India-Taiwan relations lack both ambition and creativity and suffer from not a little pusillanimity.
Tsai Ing-wen’s inaugural speech as President of the Republic of China suggests that Taiwan will continue to chart a course differentiating itself from mainland China.
The end-November local election results on Taiwan suggest that China will have to both rethink the scope and recalibrate the pace of its embrace of the island
The ‘reunification’ of China and Taiwan in the future, might not necessarily mean the same thing as it does today.
Referendums in the East Asian/Chinese context have a particular relevance, not so much because they are happening in Taiwan but because they involve China and this, at multiple levels. Without doubt, China has learned and is learning from Taiwan as it is from other parts of the world.

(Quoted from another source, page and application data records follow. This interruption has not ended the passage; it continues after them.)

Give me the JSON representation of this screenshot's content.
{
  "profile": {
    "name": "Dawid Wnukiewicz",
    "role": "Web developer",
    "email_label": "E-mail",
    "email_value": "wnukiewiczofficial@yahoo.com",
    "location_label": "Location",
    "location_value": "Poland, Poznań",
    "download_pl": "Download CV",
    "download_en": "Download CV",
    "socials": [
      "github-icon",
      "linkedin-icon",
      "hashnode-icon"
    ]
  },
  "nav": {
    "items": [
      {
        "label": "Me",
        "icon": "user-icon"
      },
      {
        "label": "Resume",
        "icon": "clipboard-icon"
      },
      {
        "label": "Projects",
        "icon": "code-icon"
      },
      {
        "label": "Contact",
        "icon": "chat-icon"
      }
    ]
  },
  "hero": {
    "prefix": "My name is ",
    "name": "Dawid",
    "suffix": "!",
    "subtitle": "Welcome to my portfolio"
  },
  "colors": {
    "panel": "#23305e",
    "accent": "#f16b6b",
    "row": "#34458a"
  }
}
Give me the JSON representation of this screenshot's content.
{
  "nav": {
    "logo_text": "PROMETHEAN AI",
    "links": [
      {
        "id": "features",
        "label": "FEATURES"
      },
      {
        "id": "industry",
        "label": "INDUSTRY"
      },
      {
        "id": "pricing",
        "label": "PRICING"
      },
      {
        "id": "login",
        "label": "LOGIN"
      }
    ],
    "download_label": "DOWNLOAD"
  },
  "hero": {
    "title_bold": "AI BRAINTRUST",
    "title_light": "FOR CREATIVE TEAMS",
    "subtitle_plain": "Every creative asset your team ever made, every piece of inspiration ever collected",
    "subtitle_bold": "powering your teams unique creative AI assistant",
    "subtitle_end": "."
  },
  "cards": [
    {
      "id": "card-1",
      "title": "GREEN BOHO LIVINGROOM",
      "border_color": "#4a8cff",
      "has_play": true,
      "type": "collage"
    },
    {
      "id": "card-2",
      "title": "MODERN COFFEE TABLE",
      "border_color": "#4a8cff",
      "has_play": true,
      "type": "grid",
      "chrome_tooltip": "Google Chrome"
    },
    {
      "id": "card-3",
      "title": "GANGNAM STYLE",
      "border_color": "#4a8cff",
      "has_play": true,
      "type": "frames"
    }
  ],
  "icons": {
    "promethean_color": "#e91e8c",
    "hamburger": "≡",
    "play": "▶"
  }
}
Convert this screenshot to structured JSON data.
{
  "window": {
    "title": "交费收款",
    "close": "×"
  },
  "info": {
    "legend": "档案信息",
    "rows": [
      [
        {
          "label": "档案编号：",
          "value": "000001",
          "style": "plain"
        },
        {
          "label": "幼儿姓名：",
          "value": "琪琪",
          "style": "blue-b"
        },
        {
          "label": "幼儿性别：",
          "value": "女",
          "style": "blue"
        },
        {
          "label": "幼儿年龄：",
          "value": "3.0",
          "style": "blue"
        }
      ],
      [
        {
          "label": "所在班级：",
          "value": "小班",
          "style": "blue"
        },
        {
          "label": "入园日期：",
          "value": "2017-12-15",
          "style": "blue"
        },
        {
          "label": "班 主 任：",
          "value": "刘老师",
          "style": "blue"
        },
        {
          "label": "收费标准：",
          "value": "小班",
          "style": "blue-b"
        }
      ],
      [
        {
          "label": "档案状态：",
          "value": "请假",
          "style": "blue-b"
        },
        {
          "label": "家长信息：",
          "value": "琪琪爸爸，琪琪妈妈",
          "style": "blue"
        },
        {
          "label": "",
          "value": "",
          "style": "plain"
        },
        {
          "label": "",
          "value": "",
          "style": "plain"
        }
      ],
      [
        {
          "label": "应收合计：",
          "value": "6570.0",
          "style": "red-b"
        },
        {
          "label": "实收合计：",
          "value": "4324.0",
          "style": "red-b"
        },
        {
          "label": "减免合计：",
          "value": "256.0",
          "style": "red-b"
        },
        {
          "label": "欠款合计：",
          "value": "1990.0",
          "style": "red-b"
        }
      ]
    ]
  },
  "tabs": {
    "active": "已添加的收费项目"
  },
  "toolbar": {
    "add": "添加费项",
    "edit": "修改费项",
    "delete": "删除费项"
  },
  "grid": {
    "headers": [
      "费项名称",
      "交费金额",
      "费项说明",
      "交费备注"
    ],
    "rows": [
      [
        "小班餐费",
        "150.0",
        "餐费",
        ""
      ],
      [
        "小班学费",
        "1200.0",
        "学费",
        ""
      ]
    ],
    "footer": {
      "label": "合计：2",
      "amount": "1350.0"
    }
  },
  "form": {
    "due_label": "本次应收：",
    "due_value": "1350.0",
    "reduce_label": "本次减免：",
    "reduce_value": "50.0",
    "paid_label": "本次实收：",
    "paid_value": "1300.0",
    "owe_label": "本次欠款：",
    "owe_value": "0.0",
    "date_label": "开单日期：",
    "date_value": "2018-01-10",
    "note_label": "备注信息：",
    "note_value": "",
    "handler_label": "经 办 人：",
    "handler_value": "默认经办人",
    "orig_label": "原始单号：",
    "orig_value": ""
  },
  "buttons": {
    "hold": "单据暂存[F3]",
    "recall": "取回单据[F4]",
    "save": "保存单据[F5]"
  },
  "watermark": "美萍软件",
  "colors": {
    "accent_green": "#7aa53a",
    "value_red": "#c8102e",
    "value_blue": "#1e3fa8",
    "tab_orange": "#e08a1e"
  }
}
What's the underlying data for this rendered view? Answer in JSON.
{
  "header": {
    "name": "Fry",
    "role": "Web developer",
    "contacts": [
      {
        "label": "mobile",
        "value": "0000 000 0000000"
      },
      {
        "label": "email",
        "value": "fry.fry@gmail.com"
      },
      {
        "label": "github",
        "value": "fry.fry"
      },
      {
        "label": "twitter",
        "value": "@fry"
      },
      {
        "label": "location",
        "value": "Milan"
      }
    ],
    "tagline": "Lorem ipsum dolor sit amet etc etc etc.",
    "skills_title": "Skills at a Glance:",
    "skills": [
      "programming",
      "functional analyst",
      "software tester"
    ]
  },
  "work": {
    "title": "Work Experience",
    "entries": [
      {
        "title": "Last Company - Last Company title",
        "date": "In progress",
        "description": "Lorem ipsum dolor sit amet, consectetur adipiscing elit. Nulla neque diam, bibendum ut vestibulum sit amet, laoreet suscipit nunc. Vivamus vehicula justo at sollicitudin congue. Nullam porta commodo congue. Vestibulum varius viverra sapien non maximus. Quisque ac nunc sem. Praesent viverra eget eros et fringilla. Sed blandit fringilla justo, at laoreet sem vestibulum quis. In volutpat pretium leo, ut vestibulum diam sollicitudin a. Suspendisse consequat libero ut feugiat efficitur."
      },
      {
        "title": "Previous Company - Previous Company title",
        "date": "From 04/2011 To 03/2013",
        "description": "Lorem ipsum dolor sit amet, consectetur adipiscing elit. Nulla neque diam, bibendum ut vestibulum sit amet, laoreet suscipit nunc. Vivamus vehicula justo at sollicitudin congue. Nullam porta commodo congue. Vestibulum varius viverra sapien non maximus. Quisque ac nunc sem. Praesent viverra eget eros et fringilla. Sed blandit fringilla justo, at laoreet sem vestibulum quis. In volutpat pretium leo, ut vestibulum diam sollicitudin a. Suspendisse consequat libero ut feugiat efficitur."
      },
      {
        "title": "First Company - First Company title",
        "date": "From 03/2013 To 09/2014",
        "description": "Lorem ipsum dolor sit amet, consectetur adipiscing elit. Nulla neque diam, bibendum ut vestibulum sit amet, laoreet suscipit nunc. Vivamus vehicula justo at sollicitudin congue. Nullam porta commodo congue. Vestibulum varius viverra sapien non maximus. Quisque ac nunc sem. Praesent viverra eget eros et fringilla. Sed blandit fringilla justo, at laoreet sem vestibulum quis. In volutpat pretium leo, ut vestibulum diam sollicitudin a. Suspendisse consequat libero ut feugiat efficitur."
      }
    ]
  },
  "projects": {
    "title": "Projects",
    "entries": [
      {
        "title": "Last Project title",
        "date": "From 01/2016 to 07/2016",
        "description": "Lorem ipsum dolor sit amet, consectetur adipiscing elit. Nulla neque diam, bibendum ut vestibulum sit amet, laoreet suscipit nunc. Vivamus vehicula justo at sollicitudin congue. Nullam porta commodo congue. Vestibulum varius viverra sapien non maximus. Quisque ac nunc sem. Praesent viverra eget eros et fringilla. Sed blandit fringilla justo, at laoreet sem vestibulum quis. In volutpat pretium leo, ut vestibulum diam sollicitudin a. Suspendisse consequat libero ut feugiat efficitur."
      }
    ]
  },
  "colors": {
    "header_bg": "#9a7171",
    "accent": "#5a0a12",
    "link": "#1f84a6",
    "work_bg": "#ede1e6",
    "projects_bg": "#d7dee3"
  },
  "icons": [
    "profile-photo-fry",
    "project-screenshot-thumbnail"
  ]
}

Direct transport, trade and postal links – known as the “three links” – with the mainland were snapped by the Republic of China government that had fled to Taiwan following its defeat. Today, in an era of deepening economic ties, the lack of direct and convenient links between the two political entities remains something of an anachronism. What has complicated matters however, is the fact that the strengthening of Sino-Taiwanese economic ties has also been accompanied by the rise of Taiwanese nationalism.